The last time I was with Ed was a year ago at Skywalker where a small group of audio engineers was invited to listen to music over a few days. Ed always made the gathering fun. He was the '‘child’ in the room, cracking jokes to keep us amused, making sarcastic remarks and keeping the event entertaining in a casual way. But when it was time to serious, he was serious and to the point.
Between listening, we’d chat, sit at various configurations of tables to dine. We’d tell our industry stories. Last year he was more melancholy than most. A touch of sadness I had never seen before. I don’t know if he knew of his cancer or not. He’d brush off the sadness with a touch of a joke to bring the humor of life back. I got the sense he was as confused as the rest of us as to what the music industry had become and what happened to skills once required to do this job.
I casually asked him… “what are you working on, Ed” and he responded in a somewhat saddened tone, “no one you’ve ever heard of”. I got the sense the industry had walked away from him as it had from all of us to become something we didn’t really understand.
I had done a number of these kinds of events with him.
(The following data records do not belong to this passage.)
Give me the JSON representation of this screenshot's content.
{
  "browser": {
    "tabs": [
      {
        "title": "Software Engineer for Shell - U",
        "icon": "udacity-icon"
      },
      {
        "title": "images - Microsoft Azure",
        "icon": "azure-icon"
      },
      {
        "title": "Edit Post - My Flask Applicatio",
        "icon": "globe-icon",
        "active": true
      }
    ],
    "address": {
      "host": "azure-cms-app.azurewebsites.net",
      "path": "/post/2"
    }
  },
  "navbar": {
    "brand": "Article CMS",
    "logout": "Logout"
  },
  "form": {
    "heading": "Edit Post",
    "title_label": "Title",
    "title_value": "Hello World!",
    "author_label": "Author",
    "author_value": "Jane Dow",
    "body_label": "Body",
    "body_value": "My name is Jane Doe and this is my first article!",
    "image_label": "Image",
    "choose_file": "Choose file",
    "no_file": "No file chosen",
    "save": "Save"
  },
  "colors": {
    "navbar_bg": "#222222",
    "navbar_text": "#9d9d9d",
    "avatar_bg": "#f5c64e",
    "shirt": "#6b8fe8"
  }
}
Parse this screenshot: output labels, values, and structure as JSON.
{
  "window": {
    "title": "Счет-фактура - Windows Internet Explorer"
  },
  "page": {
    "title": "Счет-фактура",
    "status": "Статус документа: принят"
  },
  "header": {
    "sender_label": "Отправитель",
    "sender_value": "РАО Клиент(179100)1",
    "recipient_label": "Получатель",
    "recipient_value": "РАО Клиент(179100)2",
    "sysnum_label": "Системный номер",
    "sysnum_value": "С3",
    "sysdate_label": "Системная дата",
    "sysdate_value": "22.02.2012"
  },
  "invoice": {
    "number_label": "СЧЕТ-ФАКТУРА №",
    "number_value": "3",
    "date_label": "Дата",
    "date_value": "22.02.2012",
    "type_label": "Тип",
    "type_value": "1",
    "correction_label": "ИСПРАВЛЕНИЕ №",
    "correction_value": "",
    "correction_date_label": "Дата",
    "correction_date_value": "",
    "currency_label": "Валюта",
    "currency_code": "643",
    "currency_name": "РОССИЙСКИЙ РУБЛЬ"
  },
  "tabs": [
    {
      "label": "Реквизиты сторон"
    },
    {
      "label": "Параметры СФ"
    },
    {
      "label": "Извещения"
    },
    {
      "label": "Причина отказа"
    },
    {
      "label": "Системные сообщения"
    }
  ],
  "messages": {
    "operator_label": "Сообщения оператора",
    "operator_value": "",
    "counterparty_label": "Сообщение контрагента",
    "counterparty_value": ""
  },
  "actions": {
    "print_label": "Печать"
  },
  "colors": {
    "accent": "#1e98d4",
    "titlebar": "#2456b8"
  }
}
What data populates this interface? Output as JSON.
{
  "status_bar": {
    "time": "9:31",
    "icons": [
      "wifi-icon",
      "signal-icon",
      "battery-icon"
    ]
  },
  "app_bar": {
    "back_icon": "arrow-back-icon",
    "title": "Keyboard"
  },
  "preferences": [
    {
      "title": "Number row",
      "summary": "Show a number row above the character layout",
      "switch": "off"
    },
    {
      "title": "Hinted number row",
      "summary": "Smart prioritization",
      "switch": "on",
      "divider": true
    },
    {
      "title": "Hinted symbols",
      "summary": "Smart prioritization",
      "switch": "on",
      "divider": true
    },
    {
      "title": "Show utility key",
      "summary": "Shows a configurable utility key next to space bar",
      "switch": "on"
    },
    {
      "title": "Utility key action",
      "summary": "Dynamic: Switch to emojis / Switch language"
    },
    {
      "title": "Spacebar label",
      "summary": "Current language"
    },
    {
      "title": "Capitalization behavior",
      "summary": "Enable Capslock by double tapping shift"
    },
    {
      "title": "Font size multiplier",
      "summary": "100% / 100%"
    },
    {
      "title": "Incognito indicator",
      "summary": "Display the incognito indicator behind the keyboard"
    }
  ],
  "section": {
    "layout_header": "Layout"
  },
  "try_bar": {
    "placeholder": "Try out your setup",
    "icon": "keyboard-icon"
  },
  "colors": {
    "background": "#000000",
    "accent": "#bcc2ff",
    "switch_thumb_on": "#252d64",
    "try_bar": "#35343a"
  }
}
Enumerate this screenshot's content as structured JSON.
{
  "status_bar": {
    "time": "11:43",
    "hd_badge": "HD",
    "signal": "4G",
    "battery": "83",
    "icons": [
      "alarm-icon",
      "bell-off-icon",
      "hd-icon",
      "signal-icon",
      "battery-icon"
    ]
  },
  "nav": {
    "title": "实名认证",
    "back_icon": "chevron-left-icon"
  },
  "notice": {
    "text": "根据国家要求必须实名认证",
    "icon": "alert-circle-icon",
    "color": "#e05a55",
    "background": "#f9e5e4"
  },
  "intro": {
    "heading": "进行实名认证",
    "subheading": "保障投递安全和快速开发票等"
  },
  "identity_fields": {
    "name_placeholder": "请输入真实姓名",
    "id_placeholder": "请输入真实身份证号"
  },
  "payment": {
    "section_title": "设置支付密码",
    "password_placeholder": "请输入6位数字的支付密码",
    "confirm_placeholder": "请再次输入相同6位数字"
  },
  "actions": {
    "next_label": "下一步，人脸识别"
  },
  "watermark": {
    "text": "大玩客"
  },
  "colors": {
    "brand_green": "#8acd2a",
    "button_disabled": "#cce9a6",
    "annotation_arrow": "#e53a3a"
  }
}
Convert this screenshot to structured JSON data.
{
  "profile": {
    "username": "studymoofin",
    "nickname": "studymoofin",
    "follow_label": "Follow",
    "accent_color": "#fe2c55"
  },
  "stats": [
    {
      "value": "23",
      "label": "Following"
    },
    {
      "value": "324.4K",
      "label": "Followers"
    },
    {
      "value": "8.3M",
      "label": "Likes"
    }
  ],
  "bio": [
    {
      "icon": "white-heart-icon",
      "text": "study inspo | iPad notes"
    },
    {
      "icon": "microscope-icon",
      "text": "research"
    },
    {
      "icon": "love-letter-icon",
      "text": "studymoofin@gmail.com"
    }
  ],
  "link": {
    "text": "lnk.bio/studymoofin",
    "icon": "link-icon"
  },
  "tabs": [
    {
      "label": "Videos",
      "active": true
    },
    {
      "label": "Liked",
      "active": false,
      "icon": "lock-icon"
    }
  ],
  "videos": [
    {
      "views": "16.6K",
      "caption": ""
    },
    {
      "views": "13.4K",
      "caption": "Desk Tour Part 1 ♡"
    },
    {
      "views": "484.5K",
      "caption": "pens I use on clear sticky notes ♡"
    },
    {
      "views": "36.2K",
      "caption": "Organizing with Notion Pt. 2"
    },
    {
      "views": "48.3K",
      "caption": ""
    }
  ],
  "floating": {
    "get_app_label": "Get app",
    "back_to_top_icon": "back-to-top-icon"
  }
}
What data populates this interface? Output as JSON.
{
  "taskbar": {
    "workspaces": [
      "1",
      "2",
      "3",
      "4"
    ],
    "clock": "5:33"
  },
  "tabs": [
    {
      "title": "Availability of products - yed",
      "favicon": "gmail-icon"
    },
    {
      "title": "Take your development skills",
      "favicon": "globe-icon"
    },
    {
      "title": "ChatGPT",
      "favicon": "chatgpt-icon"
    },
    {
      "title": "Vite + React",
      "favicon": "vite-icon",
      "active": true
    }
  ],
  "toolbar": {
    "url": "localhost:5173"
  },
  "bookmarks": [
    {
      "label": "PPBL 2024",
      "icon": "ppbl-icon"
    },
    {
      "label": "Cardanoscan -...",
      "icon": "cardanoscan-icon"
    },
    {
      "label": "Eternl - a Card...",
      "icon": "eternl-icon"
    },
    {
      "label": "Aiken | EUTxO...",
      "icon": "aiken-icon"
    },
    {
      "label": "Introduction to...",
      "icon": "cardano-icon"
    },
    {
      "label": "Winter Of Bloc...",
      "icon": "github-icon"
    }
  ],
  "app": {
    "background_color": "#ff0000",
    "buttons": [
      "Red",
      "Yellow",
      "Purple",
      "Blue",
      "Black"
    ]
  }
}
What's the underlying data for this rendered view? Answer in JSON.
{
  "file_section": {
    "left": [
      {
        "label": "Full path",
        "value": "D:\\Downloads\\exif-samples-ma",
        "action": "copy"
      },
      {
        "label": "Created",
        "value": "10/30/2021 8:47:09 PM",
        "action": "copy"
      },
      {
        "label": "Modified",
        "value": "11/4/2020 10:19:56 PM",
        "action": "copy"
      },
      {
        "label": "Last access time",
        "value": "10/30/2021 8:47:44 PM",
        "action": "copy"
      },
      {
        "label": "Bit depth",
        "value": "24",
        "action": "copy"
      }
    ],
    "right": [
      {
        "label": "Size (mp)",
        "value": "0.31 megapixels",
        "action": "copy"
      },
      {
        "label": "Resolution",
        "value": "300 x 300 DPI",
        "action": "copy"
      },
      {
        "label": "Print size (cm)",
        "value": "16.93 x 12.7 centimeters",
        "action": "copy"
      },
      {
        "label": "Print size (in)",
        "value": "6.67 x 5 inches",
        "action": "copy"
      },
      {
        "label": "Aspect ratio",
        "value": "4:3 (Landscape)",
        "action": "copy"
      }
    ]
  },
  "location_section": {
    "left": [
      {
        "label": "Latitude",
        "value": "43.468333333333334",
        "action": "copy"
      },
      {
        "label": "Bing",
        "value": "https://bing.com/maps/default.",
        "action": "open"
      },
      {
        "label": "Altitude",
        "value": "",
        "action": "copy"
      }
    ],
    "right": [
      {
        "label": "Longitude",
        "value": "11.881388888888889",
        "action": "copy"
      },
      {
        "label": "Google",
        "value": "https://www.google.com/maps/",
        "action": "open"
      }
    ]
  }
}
A yearly invitation-only time to sit among the greats of audio engineers from across the country. His work always stood out as among the best sounding audio being created. It didn’t matter the format… whether stereo or surround or CD or high res… Ed’s recording and mixing were what we mere mortals aspired to.
He founded what became the Producers and Engineers Wing of the NARAS organization, of which I was proud to be part of from its earliest inception. We had a gathering this year at Skywalker, but Ed wasn’t there. We gathered to send him a get-well video without really understanding the graveness of his condition. There was no "child’ in the room this year. We missed him.
I didn’t know him well, but I loved him. He treated me as a friend when we were together. I haven’t been able to really put his passing behind me. I don’t understand that I won’t see him again. The memories I have of him are so solid and real and full of life.
Eddie was one of a kind… like no other. I will miss him terribly.
Blue Coast Music
Wonderful reminiscence, Cookie
Thanks so much Cookie. You can see from the video both the melancholy and the sense of humor, the typically Chicagoan combination of self-deprecation and work ethic. I lived in Chicago and environs for 30+ years, it is where my career in video and audio production really got going. My wife was from Evanston, and a good friend was from Skokie (okey-dokey, girl from Skokie!), so his reminiscences bring all that back for me.
The current issue of Mix (November, 2019) just came out. It has a nice opening editor’s column dedicated to Ed Cherney.
Great video. Thanks for digging it up and posting it.
Thanks, but no digging involved.
Lots of studio rats (with studio tans) watch Warren’s interviews with the great and the small, and his recording tips (the “kids” call them “tricks” nowadays) videos. “I hope you’re doing Marvellously Well!” Audio engineers’ Cooking Show, so to speak ; )
This one came up a while back and I sent it to Cookie, as it was apropos of other discussions, and I reckoned she knew Ed.
I joined the P&E Wing of my NARAS Chapter in Chicago when Ed formed it (in L.A., AFAIK), but it proved to be a fairly exclusive club…understandably.